* Your task
In your copy, drop the images and return each record exactly as it stands.

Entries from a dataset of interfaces
==*==
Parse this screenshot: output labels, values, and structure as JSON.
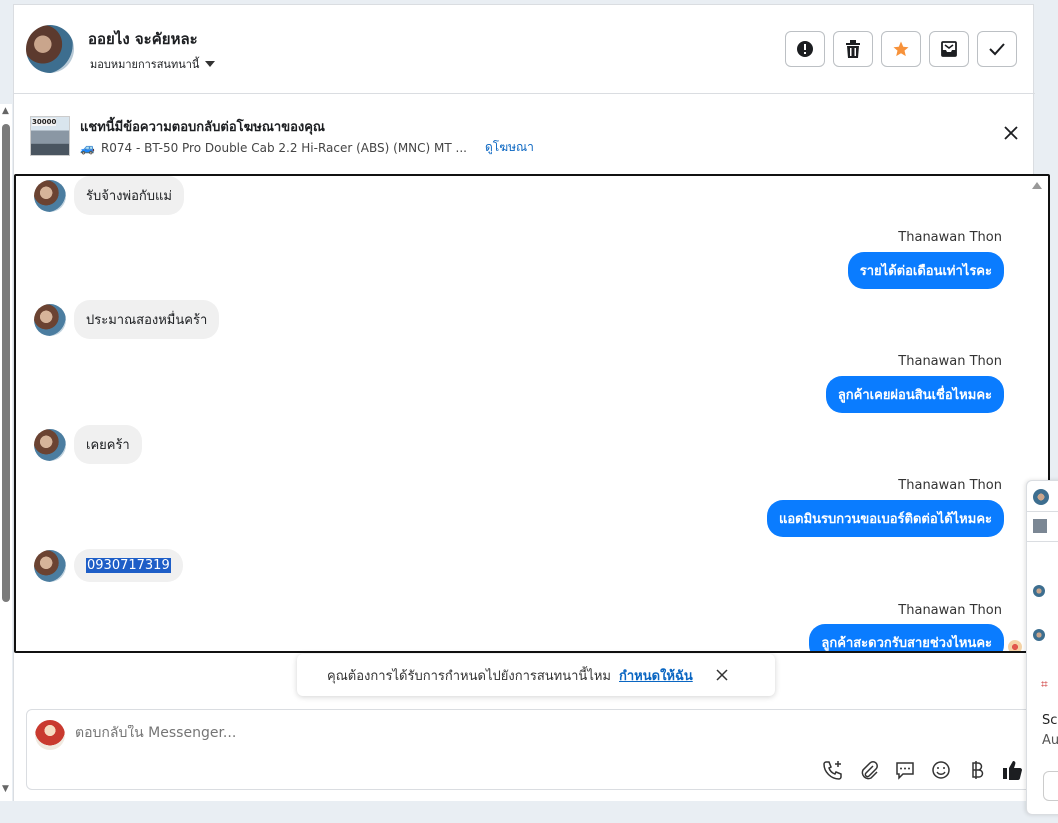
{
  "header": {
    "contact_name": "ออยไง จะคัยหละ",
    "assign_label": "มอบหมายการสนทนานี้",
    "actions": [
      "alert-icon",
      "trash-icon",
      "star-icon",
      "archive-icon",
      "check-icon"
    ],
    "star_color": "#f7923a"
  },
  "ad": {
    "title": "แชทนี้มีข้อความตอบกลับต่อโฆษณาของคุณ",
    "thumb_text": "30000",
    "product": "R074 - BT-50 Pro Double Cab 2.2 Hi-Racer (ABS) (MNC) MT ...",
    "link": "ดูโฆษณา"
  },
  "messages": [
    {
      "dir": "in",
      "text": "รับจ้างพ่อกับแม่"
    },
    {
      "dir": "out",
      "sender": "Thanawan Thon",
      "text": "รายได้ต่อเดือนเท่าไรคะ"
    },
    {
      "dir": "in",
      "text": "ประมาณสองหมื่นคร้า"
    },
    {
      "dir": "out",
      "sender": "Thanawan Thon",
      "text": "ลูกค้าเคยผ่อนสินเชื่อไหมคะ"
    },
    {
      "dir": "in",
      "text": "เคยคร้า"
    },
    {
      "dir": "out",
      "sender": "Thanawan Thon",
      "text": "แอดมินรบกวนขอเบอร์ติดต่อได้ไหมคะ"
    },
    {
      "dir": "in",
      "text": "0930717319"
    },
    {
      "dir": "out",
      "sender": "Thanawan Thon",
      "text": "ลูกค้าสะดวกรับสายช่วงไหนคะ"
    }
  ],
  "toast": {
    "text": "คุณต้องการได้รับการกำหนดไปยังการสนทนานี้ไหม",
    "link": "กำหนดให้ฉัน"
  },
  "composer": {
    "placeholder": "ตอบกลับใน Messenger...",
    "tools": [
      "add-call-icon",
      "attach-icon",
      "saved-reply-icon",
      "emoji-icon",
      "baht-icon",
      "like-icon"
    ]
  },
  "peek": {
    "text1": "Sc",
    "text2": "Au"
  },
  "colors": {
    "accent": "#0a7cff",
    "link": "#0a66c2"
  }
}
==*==
* Exercise response
Parse this screenshot: output labels, values, and structure as JSON.
{
  "header": {
    "contact_name": "ออยไง จะคัยหละ",
    "assign_label": "มอบหมายการสนทนานี้",
    "actions": [
      "alert-icon",
      "trash-icon",
      "star-icon",
      "archive-icon",
      "check-icon"
    ],
    "star_color": "#f7923a"
  },
  "ad": {
    "title": "แชทนี้มีข้อความตอบกลับต่อโฆษณาของคุณ",
    "thumb_text": "30000",
    "product": "R074 - BT-50 Pro Double Cab 2.2 Hi-Racer (ABS) (MNC) MT ...",
    "link": "ดูโฆษณา"
  },
  "messages": [
    {
      "dir": "in",
      "text": "รับจ้างพ่อกับแม่"
    },
    {
      "dir": "out",
      "sender": "Thanawan Thon",
      "text": "รายได้ต่อเดือนเท่าไรคะ"
    },
    {
      "dir": "in",
      "text": "ประมาณสองหมื่นคร้า"
    },
    {
      "dir": "out",
      "sender": "Thanawan Thon",
      "text": "ลูกค้าเคยผ่อนสินเชื่อไหมคะ"
    },
    {
      "dir": "in",
      "text": "เคยคร้า"
    },
    {
      "dir": "out",
      "sender": "Thanawan Thon",
      "text": "แอดมินรบกวนขอเบอร์ติดต่อได้ไหมคะ"
    },
    {
      "dir": "in",
      "text": "0930717319"
    },
    {
      "dir": "out",
      "sender": "Thanawan Thon",
      "text": "ลูกค้าสะดวกรับสายช่วงไหนคะ"
    }
  ],
  "toast": {
    "text": "คุณต้องการได้รับการกำหนดไปยังการสนทนานี้ไหม",
    "link": "กำหนดให้ฉัน"
  },
  "composer": {
    "placeholder": "ตอบกลับใน Messenger...",
    "tools": [
      "add-call-icon",
      "attach-icon",
      "saved-reply-icon",
      "emoji-icon",
      "baht-icon",
      "like-icon"
    ]
  },
  "peek": {
    "text1": "Sc",
    "text2": "Au"
  },
  "colors": {
    "accent": "#0a7cff",
    "link": "#0a66c2"
  }
}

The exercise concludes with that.